PROVIDED RECORDS –

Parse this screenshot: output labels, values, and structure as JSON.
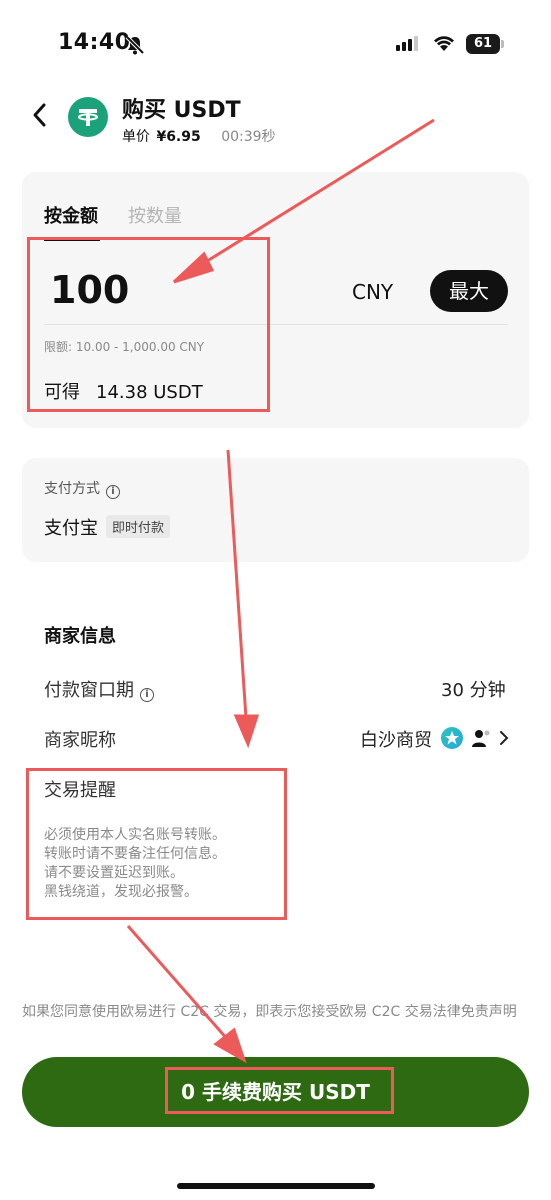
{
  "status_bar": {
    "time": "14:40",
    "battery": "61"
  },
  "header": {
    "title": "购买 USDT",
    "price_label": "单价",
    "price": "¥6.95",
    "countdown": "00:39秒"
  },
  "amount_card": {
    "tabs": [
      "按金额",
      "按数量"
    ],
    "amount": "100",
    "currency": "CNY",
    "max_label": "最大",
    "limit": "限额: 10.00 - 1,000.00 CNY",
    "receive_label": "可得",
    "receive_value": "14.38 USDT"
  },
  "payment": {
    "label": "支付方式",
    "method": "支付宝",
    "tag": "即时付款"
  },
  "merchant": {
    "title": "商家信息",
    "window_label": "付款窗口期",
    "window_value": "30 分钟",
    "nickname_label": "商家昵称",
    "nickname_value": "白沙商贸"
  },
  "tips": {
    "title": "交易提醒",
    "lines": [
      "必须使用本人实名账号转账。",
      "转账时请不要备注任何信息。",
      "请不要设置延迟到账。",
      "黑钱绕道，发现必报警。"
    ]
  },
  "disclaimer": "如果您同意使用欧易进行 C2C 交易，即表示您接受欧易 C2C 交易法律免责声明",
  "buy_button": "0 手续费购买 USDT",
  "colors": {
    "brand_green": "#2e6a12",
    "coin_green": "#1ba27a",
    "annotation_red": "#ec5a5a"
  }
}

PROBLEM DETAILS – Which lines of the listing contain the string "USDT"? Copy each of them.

RESPONSE –
    "title": "购买 USDT",
    "receive_value": "14.38 USDT"
  "buy_button": "0 手续费购买 USDT",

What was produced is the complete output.